Many institutions measure their performance against an index that approximates the local market. So they usually pay more attention to companies that are included in major indices.
Comerica already has institutions on the share registry. Indeed, they own 89% of the company. This can indicate that the company has a certain degree of credibility in the investment community. However, it is best to be wary of relying on the supposed validation that comes with institutional investors. They too, get it wrong sometimes. When multiple institutions own a stock, there's always a risk that they are in a 'crowded trade'. When such a trade goes wrong, multiple parties may compete to sell stock fast. This risk is higher in a company without a history of growth. You can see Comerica's historic earnings and revenue, below, but keep in mind there's always more to the story.
Since institutional investors own more than half the issued stock, the board will likely have to pay attention to their preferences. Hedge funds don't have many shares in Comerica. There are plenty of analysts covering the stock, so it might be worth seeing what they are forecasting, too.
Insider Ownership Of Comerica
The definition of company insiders can be subjective, and does vary between jurisdictions. Our data reflects individual insiders, capturing board members at the very least. Management ultimately answers to the board. However, it is not uncommon for managers to be executive board members, especially if they are a founder or the CEO.
Most consider insider ownership a positive because it can indicate the board is well aligned with other shareholders. However, on some occasions too much power is concentrated within this group.

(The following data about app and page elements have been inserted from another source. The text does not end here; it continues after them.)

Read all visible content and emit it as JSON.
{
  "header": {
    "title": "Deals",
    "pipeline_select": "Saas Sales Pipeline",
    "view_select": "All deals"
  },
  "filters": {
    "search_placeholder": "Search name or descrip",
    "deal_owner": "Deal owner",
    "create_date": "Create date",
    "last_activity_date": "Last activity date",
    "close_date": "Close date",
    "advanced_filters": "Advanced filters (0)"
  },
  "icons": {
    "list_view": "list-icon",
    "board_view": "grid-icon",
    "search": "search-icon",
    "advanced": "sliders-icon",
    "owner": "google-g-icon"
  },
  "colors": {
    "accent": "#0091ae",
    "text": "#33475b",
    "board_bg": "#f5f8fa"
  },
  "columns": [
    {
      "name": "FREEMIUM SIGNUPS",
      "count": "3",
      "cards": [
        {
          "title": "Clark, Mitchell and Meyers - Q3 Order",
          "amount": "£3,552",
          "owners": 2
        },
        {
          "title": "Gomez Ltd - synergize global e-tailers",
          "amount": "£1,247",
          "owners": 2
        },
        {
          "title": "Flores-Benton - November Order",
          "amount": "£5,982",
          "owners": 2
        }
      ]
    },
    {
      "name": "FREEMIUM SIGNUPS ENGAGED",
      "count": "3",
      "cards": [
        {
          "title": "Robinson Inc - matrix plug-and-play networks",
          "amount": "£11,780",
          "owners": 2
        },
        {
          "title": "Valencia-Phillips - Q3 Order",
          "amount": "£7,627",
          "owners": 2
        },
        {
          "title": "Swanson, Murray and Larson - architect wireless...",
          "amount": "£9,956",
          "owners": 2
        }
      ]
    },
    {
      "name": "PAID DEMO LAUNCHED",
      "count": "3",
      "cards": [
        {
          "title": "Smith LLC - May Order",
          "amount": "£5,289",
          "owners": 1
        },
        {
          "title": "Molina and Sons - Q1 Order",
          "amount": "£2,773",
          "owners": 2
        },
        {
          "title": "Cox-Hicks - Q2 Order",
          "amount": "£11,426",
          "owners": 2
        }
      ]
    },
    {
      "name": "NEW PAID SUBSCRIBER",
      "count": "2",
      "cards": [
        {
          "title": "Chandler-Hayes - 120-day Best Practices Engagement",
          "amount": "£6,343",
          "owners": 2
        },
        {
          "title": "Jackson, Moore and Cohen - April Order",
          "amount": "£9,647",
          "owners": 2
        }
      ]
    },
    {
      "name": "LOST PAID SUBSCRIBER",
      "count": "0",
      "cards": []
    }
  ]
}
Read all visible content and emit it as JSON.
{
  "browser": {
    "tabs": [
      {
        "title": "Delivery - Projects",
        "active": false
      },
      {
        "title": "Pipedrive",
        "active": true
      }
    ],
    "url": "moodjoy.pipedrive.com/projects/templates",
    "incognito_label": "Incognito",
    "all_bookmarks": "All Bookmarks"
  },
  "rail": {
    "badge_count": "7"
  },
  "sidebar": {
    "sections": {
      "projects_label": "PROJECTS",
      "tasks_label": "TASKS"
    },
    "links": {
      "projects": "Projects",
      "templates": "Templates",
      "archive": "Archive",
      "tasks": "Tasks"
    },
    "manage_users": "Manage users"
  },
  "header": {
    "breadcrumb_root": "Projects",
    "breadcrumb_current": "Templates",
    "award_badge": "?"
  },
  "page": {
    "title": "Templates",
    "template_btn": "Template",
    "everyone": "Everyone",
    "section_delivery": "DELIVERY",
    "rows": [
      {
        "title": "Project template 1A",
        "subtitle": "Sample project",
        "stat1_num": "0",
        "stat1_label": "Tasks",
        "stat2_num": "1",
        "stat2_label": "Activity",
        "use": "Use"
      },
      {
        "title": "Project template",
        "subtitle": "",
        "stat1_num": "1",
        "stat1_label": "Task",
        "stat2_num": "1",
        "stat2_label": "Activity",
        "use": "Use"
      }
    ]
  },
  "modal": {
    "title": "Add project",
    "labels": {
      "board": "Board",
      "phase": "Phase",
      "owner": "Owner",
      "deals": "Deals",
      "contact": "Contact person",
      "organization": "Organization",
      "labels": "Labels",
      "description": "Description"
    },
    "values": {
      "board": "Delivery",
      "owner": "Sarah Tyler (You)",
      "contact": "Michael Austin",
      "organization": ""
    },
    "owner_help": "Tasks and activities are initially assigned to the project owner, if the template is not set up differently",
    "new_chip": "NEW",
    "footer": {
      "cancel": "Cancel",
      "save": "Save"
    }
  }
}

Our most recent data indicates that insiders own less than 1% of Comerica Incorporated. Being so large, we would not expect insiders to own a large proportion of the stock. Collectively, they own US$97m of stock. Arguably recent buying and selling is just as important to consider. You can click here to see if insiders have been buying or selling.
General Public Ownership
With a 11% ownership, the general public have some degree of sway over CMA. This size of ownership, while considerable, may not be enough to change company policy if the decision is not in sync with other large shareholders.
It's always worth thinking about the different groups who own shares in a company. But to understand Comerica better, we need to consider many other factors.
Many find it useful to take an in depth look at how a company has performed in the past. You can access this detailed graph of past earnings, revenue and cash flow .
If you are like me, you may want to think about whether this company will grow or shrink. Luckily, you can check this free report showing analyst forecasts for its future.
NB: Figures in this article are calculated using data from the last twelve months, which refer to the 12-month period ending on the last date of the month the financial statement is dated. This may not be consistent with full year annual report figures.
We aim to bring you long-term focused research analysis driven by fundamental data. Note that our analysis may not factor in the latest price-sensitive company announcements or qualitative material.
If you spot an error that warrants correction, please contact the editor at email@example.com. This article by Simply Wall St is general in nature. It does not constitute a recommendation to buy or sell any stock, and does not take account of your objectives, or your financial situation. Simply Wall St has no position in the stocks mentioned. Thank you for reading.